Another aspect is the traditional realm of play. For decades there are certain gender roles associated with types of play and toys themselves. There is a saying, “You can never stop your son from wanting to be a pirate, or your daughter from wanting to be a princess”. And it is not for me to discourage this realm of expression. Rather it is for me to unlock the potential of both sides. Ok, choose to be a Princess, but why not a Pirate Princess?

Fortunately Disney, Pixar and similar large animation studios are catching onto this ‘lost’ market opportunity, and releasing many similar female role models who even if they are Princesses, are not recognizable in the traditional sense and are just as comfortable in sword fights as their erstwhile Princely companions (oft times, more so!). This is making the job a lot easier but still some questions persist when older content is seen. Once again being ready with an explanation and discussion as to whether the view portrayed is in fact realistic is always valuable. Meantime, it is important to highlight and reinforce female role models when they present themselves whether in a historical context, in modern life or the realms of fantasy & entertainment.

In having responsibility for a daughter the onus is always to be as challenging and supportive as you would with any ‘rough and tumble’ boy. Amusingly, often the reason girls don’t involve in such ‘rough and tumble’ fighting or activities is because they recognise the inherent pointlessness in it. Already the female mind is assessing and coming to conclusions it will take their male counterparts many years to understand for themselves.

I do have to register one frustration, and this relates to how others do not seek to challenge their own prejudices and seek to impose the same upon you. The classic ‘advice’ in parenting which sadly will be offered more by mothers to me than by fathers. “Should she be doing that?” “Aren’t you worried she might fall and hurt herself?” These last examples are most often offered when my daughter is halfway up a tree or surmounting some other obstacle she has spied.

To be honest, my daughter has gift for climbing. One of her most fondly held wishes is to be able to fly (fairy style). I guess her delight in scaling increasing heights is a reflection of this ambition in some small way. The climbing I have seen viewed with envy and interest by many a child, boy and girl, who secretly wish to be in a similar ascent but have been warned off by their parents too many times and are now conditioned to ‘know their limits’. This is a travesty for any child but so often accepted for a girl, as such behaviour is labelled ‘unladylike’ or otherwise unbecoming. How much more ‘becoming’ can it be for a child with athletic abilities to express them in some momentous struggle with an opposing tree or other challenge?
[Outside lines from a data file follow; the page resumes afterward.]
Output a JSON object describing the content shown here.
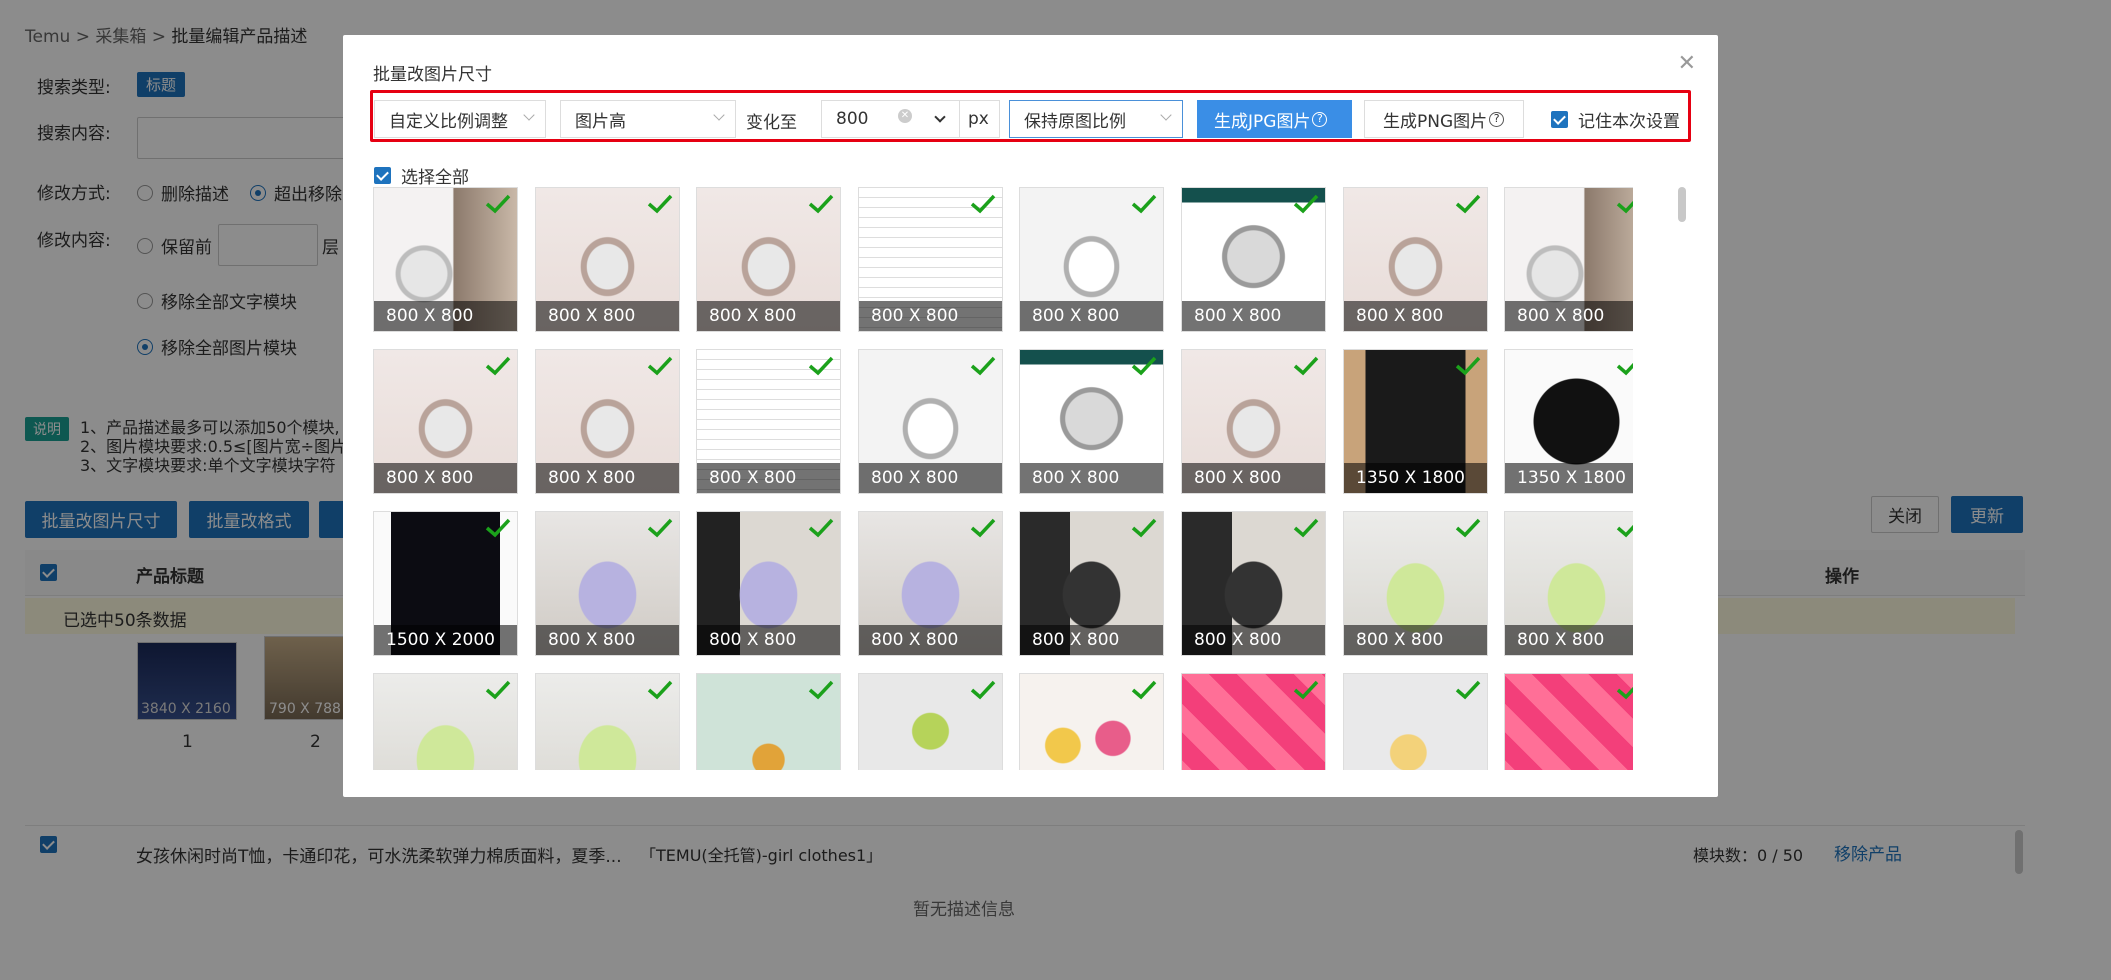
{
  "breadcrumb": {
    "items": [
      "Temu",
      "采集箱",
      "批量编辑产品描述"
    ],
    "separator": ">"
  },
  "form": {
    "search_type_label": "搜索类型:",
    "search_type_tag": "标题",
    "search_content_label": "搜索内容:",
    "modify_mode_label": "修改方式:",
    "modify_mode_opt1": "删除描述",
    "modify_mode_opt2": "超出移除",
    "modify_content_label": "修改内容:",
    "keep_before": "保留前",
    "layer_suffix": "层",
    "remove_text": "移除全部文字模块",
    "remove_image": "移除全部图片模块"
  },
  "notes": {
    "tag": "说明",
    "lines": [
      "1、产品描述最多可以添加50个模块,",
      "2、图片模块要求:0.5≤[图片宽÷图片",
      "3、文字模块要求:单个文字模块字符"
    ]
  },
  "actions": {
    "batch_resize": "批量改图片尺寸",
    "batch_format": "批量改格式",
    "close": "关闭",
    "update": "更新"
  },
  "table": {
    "col_title": "产品标题",
    "col_ops": "操作",
    "selected_info": "已选中50条数据",
    "row1_thumbs": [
      {
        "dim": "3840 X 2160",
        "idx": "1"
      },
      {
        "dim": "790 X 788",
        "idx": "2"
      }
    ],
    "row2_title": "女孩休闲时尚T恤，卡通印花，可水洗柔软弹力棉质面料，夏季...",
    "row2_store": "「TEMU(全托管)-girl clothes1」",
    "row2_modules": "模块数：0 / 50",
    "row2_remove": "移除产品",
    "row2_empty": "暂无描述信息"
  },
  "modal": {
    "title": "批量改图片尺寸",
    "close_icon": "close-icon",
    "toolbar": {
      "mode": "自定义比例调整",
      "target": "图片高",
      "change_to": "变化至",
      "value": "800",
      "unit": "px",
      "ratio": "保持原图比例",
      "gen_jpg": "生成JPG图片",
      "gen_png": "生成PNG图片",
      "remember": "记住本次设置"
    },
    "select_all": "选择全部",
    "images": [
      {
        "dim": "800 X 800",
        "kind": "ring-romance"
      },
      {
        "dim": "800 X 800",
        "kind": "ring"
      },
      {
        "dim": "800 X 800",
        "kind": "ring"
      },
      {
        "dim": "800 X 800",
        "kind": "size-chart"
      },
      {
        "dim": "800 X 800",
        "kind": "ring-white"
      },
      {
        "dim": "800 X 800",
        "kind": "moissanite"
      },
      {
        "dim": "800 X 800",
        "kind": "ring"
      },
      {
        "dim": "800 X 800",
        "kind": "ring-romance"
      },
      {
        "dim": "800 X 800",
        "kind": "ring"
      },
      {
        "dim": "800 X 800",
        "kind": "ring"
      },
      {
        "dim": "800 X 800",
        "kind": "size-chart"
      },
      {
        "dim": "800 X 800",
        "kind": "ring-white"
      },
      {
        "dim": "800 X 800",
        "kind": "moissanite"
      },
      {
        "dim": "800 X 800",
        "kind": "ring"
      },
      {
        "dim": "1350 X 1800",
        "kind": "tshirt-man"
      },
      {
        "dim": "1350 X 1800",
        "kind": "tshirt"
      },
      {
        "dim": "1500 X 2000",
        "kind": "black-cloth"
      },
      {
        "dim": "800 X 800",
        "kind": "cat-purple"
      },
      {
        "dim": "800 X 800",
        "kind": "cat-purple-dark"
      },
      {
        "dim": "800 X 800",
        "kind": "cat-purple"
      },
      {
        "dim": "800 X 800",
        "kind": "cat-black"
      },
      {
        "dim": "800 X 800",
        "kind": "cat-black"
      },
      {
        "dim": "800 X 800",
        "kind": "cat-green"
      },
      {
        "dim": "800 X 800",
        "kind": "cat-green"
      },
      {
        "dim": "",
        "kind": "cat-green"
      },
      {
        "dim": "",
        "kind": "cat-green"
      },
      {
        "dim": "",
        "kind": "keychain"
      },
      {
        "dim": "",
        "kind": "keychain-scale"
      },
      {
        "dim": "",
        "kind": "toys"
      },
      {
        "dim": "",
        "kind": "pink-cards"
      },
      {
        "dim": "",
        "kind": "toy-white"
      },
      {
        "dim": "",
        "kind": "pink-cards"
      }
    ]
  },
  "colors": {
    "primary": "#1e73be",
    "highlight": "#e60012",
    "check": "#1ba11b"
  }
}
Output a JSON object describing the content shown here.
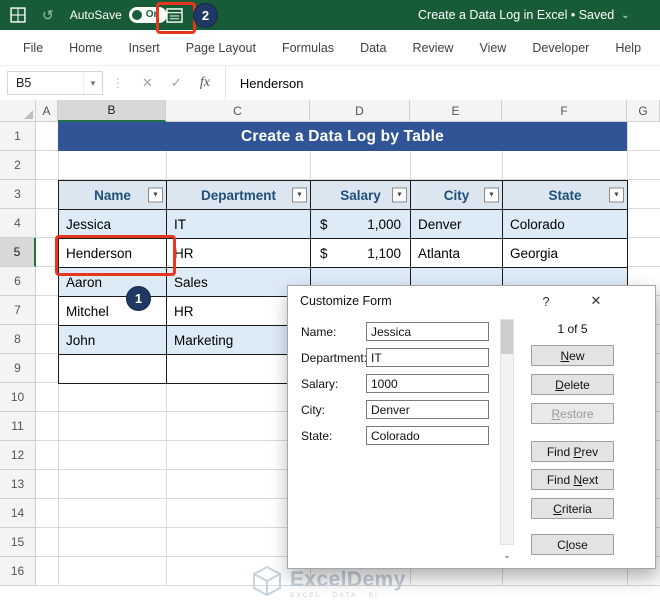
{
  "titlebar": {
    "autosave_label": "AutoSave",
    "autosave_state": "On",
    "doc_title": "Create a Data Log in Excel • Saved"
  },
  "ribbon": {
    "tabs": [
      "File",
      "Home",
      "Insert",
      "Page Layout",
      "Formulas",
      "Data",
      "Review",
      "View",
      "Developer",
      "Help"
    ]
  },
  "formula_bar": {
    "name_box": "B5",
    "content": "Henderson"
  },
  "grid": {
    "col_letters": [
      "A",
      "B",
      "C",
      "D",
      "E",
      "F",
      "G"
    ],
    "row_numbers": [
      "1",
      "2",
      "3",
      "4",
      "5",
      "6",
      "7",
      "8",
      "9",
      "10",
      "11",
      "12",
      "13",
      "14",
      "15",
      "16"
    ]
  },
  "sheet": {
    "title": "Create a Data Log by Table",
    "headers": [
      "Name",
      "Department",
      "Salary",
      "City",
      "State"
    ],
    "rows": [
      {
        "name": "Jessica",
        "department": "IT",
        "currency": "$",
        "salary": "1,000",
        "city": "Denver",
        "state": "Colorado"
      },
      {
        "name": "Henderson",
        "department": "HR",
        "currency": "$",
        "salary": "1,100",
        "city": "Atlanta",
        "state": "Georgia"
      },
      {
        "name": "Aaron",
        "department": "Sales"
      },
      {
        "name": "Mitchel",
        "department": "HR"
      },
      {
        "name": "John",
        "department": "Marketing"
      }
    ]
  },
  "dialog": {
    "title": "Customize Form",
    "record_indicator": "1 of 5",
    "fields": [
      {
        "label": "Name:",
        "value": "Jessica"
      },
      {
        "label": "Department:",
        "value": "IT"
      },
      {
        "label": "Salary:",
        "value": "1000"
      },
      {
        "label": "City:",
        "value": "Denver"
      },
      {
        "label": "State:",
        "value": "Colorado"
      }
    ],
    "buttons": [
      {
        "label": "New",
        "accel": 0,
        "disabled": false
      },
      {
        "label": "Delete",
        "accel": 0,
        "disabled": false
      },
      {
        "label": "Restore",
        "accel": 0,
        "disabled": true
      },
      {
        "label": "Find Prev",
        "accel": 5,
        "disabled": false
      },
      {
        "label": "Find Next",
        "accel": 5,
        "disabled": false
      },
      {
        "label": "Criteria",
        "accel": 0,
        "disabled": false
      },
      {
        "label": "Close",
        "accel": 1,
        "disabled": false
      }
    ]
  },
  "annotations": {
    "step1": "1",
    "step2": "2"
  },
  "watermark": {
    "name": "ExcelDemy",
    "tagline": "EXCEL · DATA · BI"
  },
  "icons": {
    "undo": "↺",
    "title_caret": "⌄",
    "namebox_caret": "▼",
    "divider_dots": "⋮",
    "cancel": "✕",
    "enter": "✓",
    "fx": "fx",
    "filter": "▼",
    "dialog_help": "?",
    "dialog_close": "✕",
    "scroll_down": "⌄"
  },
  "colors": {
    "titlebar_green": "#185C37",
    "annotation_red": "#e6361d",
    "badge_navy": "#1f3864",
    "title_cell_blue": "#305496",
    "band_blue": "#ddebf7",
    "table_header_fill": "#dce6f1",
    "table_header_text": "#1f4e79"
  }
}
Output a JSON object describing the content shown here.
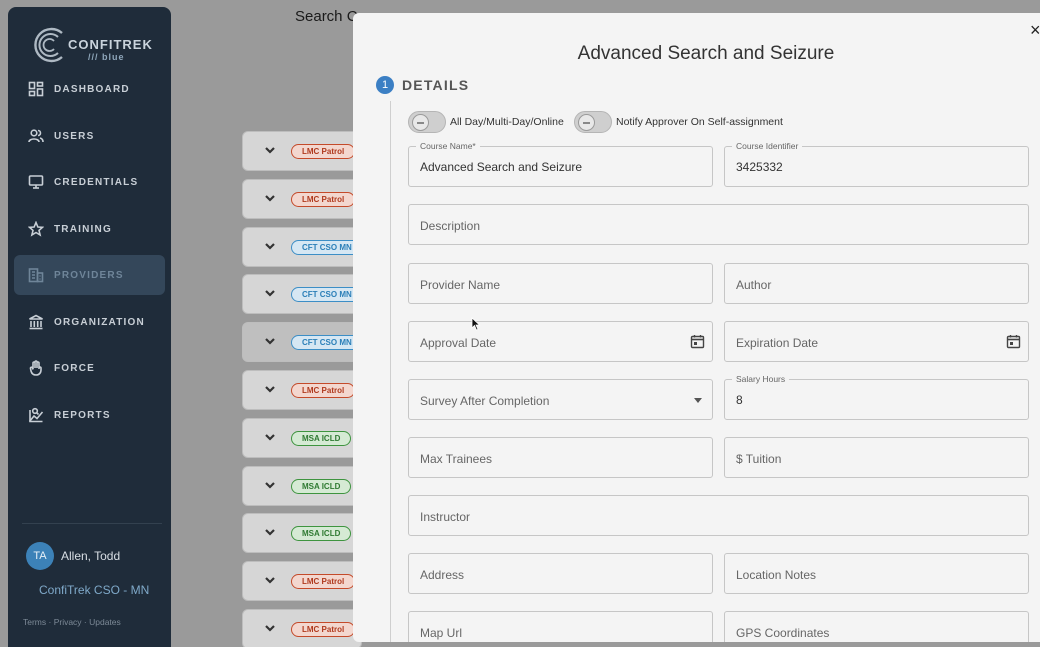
{
  "sidebar": {
    "logo": {
      "brand": "CONFITREK",
      "sub": "/// blue"
    },
    "items": [
      {
        "label": "DASHBOARD",
        "icon": "dashboard-icon"
      },
      {
        "label": "USERS",
        "icon": "users-icon"
      },
      {
        "label": "CREDENTIALS",
        "icon": "credentials-icon"
      },
      {
        "label": "TRAINING",
        "icon": "star-icon"
      },
      {
        "label": "PROVIDERS",
        "icon": "providers-icon",
        "active": true
      },
      {
        "label": "ORGANIZATION",
        "icon": "organization-icon"
      },
      {
        "label": "FORCE",
        "icon": "hand-icon"
      },
      {
        "label": "REPORTS",
        "icon": "reports-icon"
      }
    ],
    "user": {
      "initials": "TA",
      "name": "Allen, Todd",
      "org": "ConfiTrek CSO - MN"
    },
    "footer": "Terms · Privacy · Updates"
  },
  "background": {
    "title": "Search Co",
    "rows": [
      {
        "tag": "LMC Patrol",
        "color": "red"
      },
      {
        "tag": "LMC Patrol",
        "color": "red"
      },
      {
        "tag": "CFT CSO MN",
        "color": "blue"
      },
      {
        "tag": "CFT CSO MN",
        "color": "blue"
      },
      {
        "tag": "CFT CSO MN",
        "color": "blue"
      },
      {
        "tag": "LMC Patrol",
        "color": "red"
      },
      {
        "tag": "MSA ICLD",
        "color": "green"
      },
      {
        "tag": "MSA ICLD",
        "color": "green"
      },
      {
        "tag": "MSA ICLD",
        "color": "green"
      },
      {
        "tag": "LMC Patrol",
        "color": "red"
      },
      {
        "tag": "LMC Patrol",
        "color": "red"
      }
    ]
  },
  "modal": {
    "title": "Advanced Search and Seizure",
    "close": "×",
    "step_number": "1",
    "step_label": "DETAILS",
    "toggles": {
      "all_day": "All Day/Multi-Day/Online",
      "notify": "Notify Approver On Self-assignment"
    },
    "fields": {
      "course_name_label": "Course Name*",
      "course_name_value": "Advanced Search and Seizure",
      "course_id_label": "Course Identifier",
      "course_id_value": "3425332",
      "description": "Description",
      "provider_name": "Provider Name",
      "author": "Author",
      "approval_date": "Approval Date",
      "expiration_date": "Expiration Date",
      "survey": "Survey After Completion",
      "salary_label": "Salary Hours",
      "salary_value": "8",
      "max_trainees": "Max Trainees",
      "tuition": "$ Tuition",
      "instructor": "Instructor",
      "address": "Address",
      "location_notes": "Location Notes",
      "map_url": "Map Url",
      "gps": "GPS Coordinates"
    }
  }
}
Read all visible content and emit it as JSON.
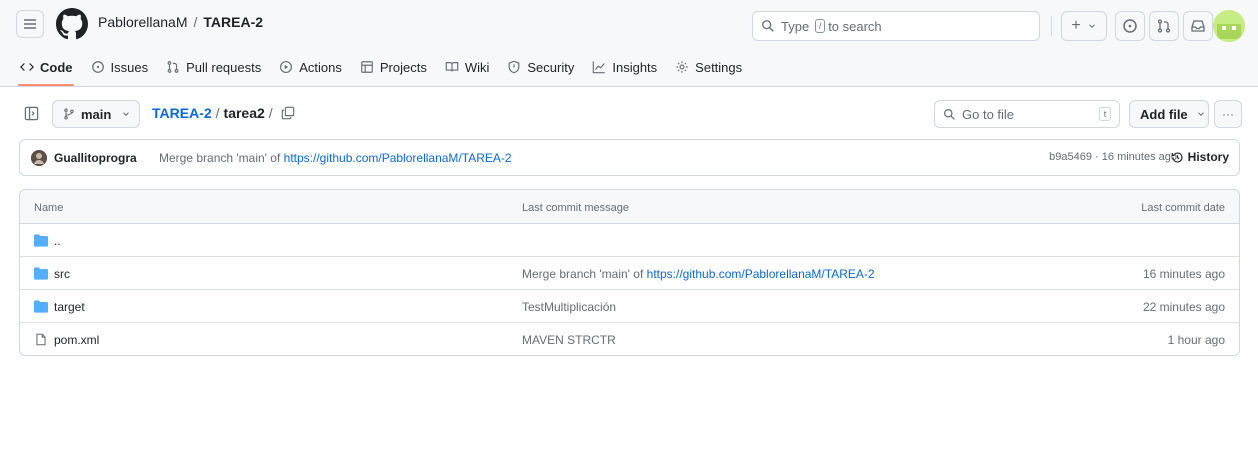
{
  "header": {
    "owner": "PablorellanaM",
    "separator": "/",
    "repo": "TAREA-2",
    "search_placeholder_pre": "Type",
    "search_key": "/",
    "search_placeholder_post": "to search",
    "plus_label": "+"
  },
  "tabs": [
    {
      "label": "Code",
      "icon": "code-icon",
      "active": true
    },
    {
      "label": "Issues",
      "icon": "issue-icon"
    },
    {
      "label": "Pull requests",
      "icon": "pull-request-icon"
    },
    {
      "label": "Actions",
      "icon": "play-icon"
    },
    {
      "label": "Projects",
      "icon": "table-icon"
    },
    {
      "label": "Wiki",
      "icon": "book-icon"
    },
    {
      "label": "Security",
      "icon": "shield-icon"
    },
    {
      "label": "Insights",
      "icon": "graph-icon"
    },
    {
      "label": "Settings",
      "icon": "gear-icon"
    }
  ],
  "toolbar": {
    "branch": "main",
    "path_root": "TAREA-2",
    "path_sep": "/",
    "path_current": "tarea2",
    "path_trailing_sep": "/",
    "goto_placeholder": "Go to file",
    "goto_key": "t",
    "add_file": "Add file",
    "more": "···"
  },
  "commit": {
    "author": "Guallitoprogra",
    "message_pre": "Merge branch 'main' of",
    "message_link": "https://github.com/PablorellanaM/TAREA-2",
    "hash_time": "b9a5469 · 16 minutes ago",
    "history": "History"
  },
  "table": {
    "headers": {
      "name": "Name",
      "message": "Last commit message",
      "date": "Last commit date"
    },
    "rows": [
      {
        "name": "..",
        "type": "folder",
        "message_pre": "",
        "message_link": "",
        "date": ""
      },
      {
        "name": "src",
        "type": "folder",
        "message_pre": "Merge branch 'main' of",
        "message_link": "https://github.com/PablorellanaM/TAREA-2",
        "date": "16 minutes ago"
      },
      {
        "name": "target",
        "type": "folder",
        "message_pre": "TestMultiplicación",
        "message_link": "",
        "date": "22 minutes ago"
      },
      {
        "name": "pom.xml",
        "type": "file",
        "message_pre": "MAVEN STRCTR",
        "message_link": "",
        "date": "1 hour ago"
      }
    ]
  },
  "colors": {
    "accent_link": "#0969da",
    "tab_underline": "#fd8c73",
    "folder": "#54aeff"
  }
}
It is the very essence of childhood to be exploring and learning your own capabilities and talents. To intrude at such a point is to prematurely handicap a child, even before the onslaught of modern society begins in earnest. There will be enough people telling your child how to behave and whom to be as they get older, particularly for a girl. So why join the rush to limit your child, especially your daughter, when what she needs is to be free to know herself and to be confident to express herself and stand against those who would seek to place their views upon her? We have all been in situations, at work and even more sadly in relationships, where someone seeks to impose their worldview and just expects you to comply. It is here where the greatest gift you can offer your daughter is to support her character and the development of her inner strength and the knowledge of her own potential.

As a father my job is not to mould, to shape or to develop my daughter. It is to support her own growth and development. It is a journey I am fortunate to be an invited witness to but ultimately it is a journey for her alone. I will not always be around to offer protection or guidance so must help her develop her own coping strategies and strength of character. It is this which will allow her to truly experience all the world has to offer, and to not be afraid to be herself or accept a role she does not believe is worthy of her talents and personality.

Being a father to daughter is a gift, an honour, a responsibility and a constant pleasure. Who could ask for anything more?